Reading about ADHD, I forced myself to focus instead of scanning over the first few lines, as I’d done many times before. It finally made sense—the inability to focus and prioritize tasks, heightened emotions, often losing track of what I was saying mid-conversation, and experiencing a state of hyperfocus in which I’d forget to eat or drink water all day, they were all symptoms of ADHD. I saw patterns scattered across my childhood and teenage years, ones I’d simply never understood before. I took online assessments and every single one said that I had a strong indication of ADHD.
At first, admitting to myself that I might need professional help felt like an admission of weakness. I’ve never thought of myself as a victim of circumstance. As it turns out, my first step in separating how my mind works from who I am is to be kinder to myself. I needed to recognize the burden of perfection I carry around is self-imposed. I am beginning to understand that there is no shame in needing help and asking for it.
While the rest of the world adjusts to their own 'new normal,' I am learning to practice mindful breathing, meditation, journaling, and use positive affirmations.
After a long, heartfelt conversation with my husband, I’ve signed up for online therapy, considering that we expect to be spending the next few months at home. It hasn’t been long but, already, the first few sessions of Cognitive Behavioral Therapy have helped. While the rest of the world adjusts to their own "new normal," I am learning to practice mindful breathing, meditation, journaling, and use positive affirmations. Some days are better than others, but my awareness of my cognitive distortions brings me hope, even on the days that are tough.

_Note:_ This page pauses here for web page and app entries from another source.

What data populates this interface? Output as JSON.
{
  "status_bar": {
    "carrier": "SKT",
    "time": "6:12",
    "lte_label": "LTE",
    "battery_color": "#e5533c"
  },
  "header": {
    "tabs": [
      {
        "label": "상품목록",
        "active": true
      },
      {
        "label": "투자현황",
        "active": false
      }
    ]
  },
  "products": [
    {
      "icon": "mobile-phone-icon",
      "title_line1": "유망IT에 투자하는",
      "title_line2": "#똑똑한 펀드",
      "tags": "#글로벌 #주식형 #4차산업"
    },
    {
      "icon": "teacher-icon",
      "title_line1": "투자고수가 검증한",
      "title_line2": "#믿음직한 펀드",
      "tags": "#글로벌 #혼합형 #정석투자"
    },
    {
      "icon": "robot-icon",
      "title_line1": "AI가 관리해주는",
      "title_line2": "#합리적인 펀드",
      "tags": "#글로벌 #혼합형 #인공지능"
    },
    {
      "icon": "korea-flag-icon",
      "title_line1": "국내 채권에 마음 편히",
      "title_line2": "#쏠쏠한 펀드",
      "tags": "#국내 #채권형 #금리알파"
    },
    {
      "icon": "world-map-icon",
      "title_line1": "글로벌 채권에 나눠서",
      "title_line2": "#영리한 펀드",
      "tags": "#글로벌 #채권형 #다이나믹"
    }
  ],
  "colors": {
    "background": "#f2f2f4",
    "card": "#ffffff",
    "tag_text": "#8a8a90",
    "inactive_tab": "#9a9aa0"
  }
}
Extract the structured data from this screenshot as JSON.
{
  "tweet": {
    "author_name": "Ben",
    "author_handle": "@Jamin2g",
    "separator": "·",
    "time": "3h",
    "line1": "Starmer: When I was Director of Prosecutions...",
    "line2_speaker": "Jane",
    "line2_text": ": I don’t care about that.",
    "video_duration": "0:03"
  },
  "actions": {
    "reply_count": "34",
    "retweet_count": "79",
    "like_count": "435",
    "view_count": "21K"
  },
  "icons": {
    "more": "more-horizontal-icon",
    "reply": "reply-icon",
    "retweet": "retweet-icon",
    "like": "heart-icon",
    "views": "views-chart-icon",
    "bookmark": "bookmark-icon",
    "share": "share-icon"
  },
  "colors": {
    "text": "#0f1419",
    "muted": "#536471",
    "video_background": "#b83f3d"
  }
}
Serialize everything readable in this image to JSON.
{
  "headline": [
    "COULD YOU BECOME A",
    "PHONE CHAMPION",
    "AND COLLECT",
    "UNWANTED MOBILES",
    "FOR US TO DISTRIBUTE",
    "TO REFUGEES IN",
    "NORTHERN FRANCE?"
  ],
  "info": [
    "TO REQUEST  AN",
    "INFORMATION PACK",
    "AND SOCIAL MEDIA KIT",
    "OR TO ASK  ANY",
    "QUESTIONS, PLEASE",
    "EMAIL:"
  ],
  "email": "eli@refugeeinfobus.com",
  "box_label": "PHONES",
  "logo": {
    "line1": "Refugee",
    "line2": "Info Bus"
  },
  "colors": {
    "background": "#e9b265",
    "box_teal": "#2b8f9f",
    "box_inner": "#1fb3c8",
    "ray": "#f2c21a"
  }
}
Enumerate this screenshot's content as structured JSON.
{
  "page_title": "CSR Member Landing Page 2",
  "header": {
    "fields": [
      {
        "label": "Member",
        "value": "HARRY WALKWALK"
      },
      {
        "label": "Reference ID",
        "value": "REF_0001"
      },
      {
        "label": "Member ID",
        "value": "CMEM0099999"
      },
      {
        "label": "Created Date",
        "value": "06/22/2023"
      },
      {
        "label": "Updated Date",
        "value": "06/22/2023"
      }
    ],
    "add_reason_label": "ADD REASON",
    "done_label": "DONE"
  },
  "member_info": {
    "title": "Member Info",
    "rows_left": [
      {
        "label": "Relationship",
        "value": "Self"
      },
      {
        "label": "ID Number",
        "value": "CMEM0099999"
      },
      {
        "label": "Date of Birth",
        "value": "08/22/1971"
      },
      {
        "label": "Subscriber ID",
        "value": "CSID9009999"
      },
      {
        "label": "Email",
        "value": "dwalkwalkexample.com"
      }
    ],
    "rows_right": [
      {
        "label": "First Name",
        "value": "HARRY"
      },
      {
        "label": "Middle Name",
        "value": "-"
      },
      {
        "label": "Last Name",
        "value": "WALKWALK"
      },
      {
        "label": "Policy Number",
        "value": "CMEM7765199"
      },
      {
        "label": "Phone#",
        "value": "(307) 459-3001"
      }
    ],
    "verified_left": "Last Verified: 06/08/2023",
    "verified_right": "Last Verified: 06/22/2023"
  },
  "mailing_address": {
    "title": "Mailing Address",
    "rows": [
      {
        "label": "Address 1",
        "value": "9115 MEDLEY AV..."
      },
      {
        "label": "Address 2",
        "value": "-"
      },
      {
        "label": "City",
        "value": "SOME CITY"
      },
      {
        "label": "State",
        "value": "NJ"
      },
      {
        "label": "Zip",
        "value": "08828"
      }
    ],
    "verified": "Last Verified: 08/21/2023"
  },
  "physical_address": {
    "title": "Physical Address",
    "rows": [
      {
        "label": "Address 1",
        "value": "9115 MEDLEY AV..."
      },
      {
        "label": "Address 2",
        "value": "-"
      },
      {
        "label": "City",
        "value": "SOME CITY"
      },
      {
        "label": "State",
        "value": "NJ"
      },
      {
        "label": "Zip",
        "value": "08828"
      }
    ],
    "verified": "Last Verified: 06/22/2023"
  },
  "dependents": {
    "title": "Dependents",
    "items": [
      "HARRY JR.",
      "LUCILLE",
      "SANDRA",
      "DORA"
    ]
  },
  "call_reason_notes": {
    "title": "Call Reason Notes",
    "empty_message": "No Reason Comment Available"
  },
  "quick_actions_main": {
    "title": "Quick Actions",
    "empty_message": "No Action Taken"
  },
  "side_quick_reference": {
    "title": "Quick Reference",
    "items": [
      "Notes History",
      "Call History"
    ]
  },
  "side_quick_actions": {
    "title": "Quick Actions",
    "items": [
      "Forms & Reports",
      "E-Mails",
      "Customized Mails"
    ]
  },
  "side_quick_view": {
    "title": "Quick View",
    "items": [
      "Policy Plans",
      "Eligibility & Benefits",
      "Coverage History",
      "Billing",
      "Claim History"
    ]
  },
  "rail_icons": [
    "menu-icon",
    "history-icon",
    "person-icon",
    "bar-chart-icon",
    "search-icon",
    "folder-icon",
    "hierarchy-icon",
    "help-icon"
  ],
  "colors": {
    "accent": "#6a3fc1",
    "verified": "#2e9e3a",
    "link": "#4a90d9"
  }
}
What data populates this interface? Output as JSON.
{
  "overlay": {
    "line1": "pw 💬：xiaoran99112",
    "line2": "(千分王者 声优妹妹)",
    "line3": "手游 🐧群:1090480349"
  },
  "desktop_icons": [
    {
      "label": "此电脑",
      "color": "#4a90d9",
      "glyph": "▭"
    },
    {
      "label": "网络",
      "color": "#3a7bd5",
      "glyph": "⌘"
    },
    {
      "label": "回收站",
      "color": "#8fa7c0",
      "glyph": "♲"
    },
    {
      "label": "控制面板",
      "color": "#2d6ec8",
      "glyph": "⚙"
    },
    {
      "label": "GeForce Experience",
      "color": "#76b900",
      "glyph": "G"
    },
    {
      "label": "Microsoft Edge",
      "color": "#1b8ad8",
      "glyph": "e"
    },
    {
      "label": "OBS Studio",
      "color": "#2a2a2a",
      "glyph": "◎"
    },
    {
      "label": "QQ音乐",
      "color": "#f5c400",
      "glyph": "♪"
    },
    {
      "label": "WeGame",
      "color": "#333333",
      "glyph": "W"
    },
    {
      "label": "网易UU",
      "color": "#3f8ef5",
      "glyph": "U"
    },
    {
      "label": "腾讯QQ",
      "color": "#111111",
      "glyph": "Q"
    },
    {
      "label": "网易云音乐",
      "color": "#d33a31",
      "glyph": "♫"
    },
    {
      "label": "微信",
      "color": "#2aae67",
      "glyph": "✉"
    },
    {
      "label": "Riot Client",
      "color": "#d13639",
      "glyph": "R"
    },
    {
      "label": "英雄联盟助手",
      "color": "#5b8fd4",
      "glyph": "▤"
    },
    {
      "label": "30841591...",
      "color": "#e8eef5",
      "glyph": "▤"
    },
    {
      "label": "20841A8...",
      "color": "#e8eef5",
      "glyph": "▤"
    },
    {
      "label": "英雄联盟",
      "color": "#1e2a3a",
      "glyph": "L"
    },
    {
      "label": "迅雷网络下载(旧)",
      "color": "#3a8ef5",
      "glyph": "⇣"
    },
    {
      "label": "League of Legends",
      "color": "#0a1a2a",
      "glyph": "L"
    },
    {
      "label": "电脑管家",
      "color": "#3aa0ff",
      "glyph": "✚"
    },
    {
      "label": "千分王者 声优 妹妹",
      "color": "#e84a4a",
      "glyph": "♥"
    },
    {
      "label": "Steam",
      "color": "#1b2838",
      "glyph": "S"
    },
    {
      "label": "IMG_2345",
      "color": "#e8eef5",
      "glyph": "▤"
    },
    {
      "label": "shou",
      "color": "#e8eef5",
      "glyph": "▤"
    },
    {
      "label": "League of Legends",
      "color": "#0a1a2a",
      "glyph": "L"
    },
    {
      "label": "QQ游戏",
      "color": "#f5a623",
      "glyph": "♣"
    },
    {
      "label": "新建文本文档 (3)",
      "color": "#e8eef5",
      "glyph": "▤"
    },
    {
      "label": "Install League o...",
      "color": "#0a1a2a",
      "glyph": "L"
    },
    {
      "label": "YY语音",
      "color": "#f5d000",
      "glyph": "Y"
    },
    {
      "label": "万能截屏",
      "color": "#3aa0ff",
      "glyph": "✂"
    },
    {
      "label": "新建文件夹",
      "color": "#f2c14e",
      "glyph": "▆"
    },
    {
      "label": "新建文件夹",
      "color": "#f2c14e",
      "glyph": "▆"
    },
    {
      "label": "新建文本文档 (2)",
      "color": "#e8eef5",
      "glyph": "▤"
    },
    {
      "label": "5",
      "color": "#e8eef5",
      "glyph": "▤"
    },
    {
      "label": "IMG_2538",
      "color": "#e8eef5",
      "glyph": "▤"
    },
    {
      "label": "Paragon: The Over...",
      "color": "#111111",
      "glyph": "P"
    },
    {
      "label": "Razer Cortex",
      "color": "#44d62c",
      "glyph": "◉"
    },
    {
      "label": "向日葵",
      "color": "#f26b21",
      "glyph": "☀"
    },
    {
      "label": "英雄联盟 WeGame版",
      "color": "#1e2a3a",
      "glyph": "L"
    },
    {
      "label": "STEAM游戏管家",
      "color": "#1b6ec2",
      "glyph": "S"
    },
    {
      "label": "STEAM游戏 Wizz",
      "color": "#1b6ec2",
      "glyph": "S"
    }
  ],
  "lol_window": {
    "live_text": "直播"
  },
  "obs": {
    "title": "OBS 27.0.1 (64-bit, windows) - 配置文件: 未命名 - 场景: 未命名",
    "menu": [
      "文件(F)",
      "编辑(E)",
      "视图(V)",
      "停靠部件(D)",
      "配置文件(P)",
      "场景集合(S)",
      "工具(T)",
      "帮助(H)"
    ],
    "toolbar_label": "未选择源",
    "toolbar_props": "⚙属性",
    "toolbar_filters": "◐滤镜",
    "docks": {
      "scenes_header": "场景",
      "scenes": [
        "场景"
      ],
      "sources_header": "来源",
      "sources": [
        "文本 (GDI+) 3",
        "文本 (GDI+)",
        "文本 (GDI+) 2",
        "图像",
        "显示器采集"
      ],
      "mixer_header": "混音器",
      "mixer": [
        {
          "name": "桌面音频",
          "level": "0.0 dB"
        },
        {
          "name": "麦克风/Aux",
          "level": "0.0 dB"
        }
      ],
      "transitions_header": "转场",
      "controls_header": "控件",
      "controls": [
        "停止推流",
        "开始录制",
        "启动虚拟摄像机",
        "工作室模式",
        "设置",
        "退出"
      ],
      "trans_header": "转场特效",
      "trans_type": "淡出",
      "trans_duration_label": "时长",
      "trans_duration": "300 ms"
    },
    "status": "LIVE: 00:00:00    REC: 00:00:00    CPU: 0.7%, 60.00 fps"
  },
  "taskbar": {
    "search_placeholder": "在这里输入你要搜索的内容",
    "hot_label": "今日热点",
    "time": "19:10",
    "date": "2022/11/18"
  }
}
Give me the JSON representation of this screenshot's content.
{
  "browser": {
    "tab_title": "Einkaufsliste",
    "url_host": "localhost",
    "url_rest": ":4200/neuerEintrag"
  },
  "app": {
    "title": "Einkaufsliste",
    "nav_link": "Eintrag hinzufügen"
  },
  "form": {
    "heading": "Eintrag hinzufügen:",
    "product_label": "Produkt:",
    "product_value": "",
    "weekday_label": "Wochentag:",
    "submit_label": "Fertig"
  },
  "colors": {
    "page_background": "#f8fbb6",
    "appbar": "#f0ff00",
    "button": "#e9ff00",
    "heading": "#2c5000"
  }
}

I’d be lying if I didn’t admit I am afraid of the stigma around mental illness. As an Indian woman, I’m expected to sort out my issues by talking to my friends and family, and if there are issues deeper than that, then they’re accompanied by the very real fear of being labelled "crazy" or "neurotic."
Lately I’ve confided in a few friends, but I don’t think they know what it means to have ADHD. I’m not even sure I understand completely. What I do know is understanding how my brain is wired is a process that will take time and patience. While I am now comfortable enough to associate myself with the four letters that impact every day of my life, I still have a long way to go. I’m relieved to have taken my first step on the road to recovery, and I’m hoping that it’s the hardest one.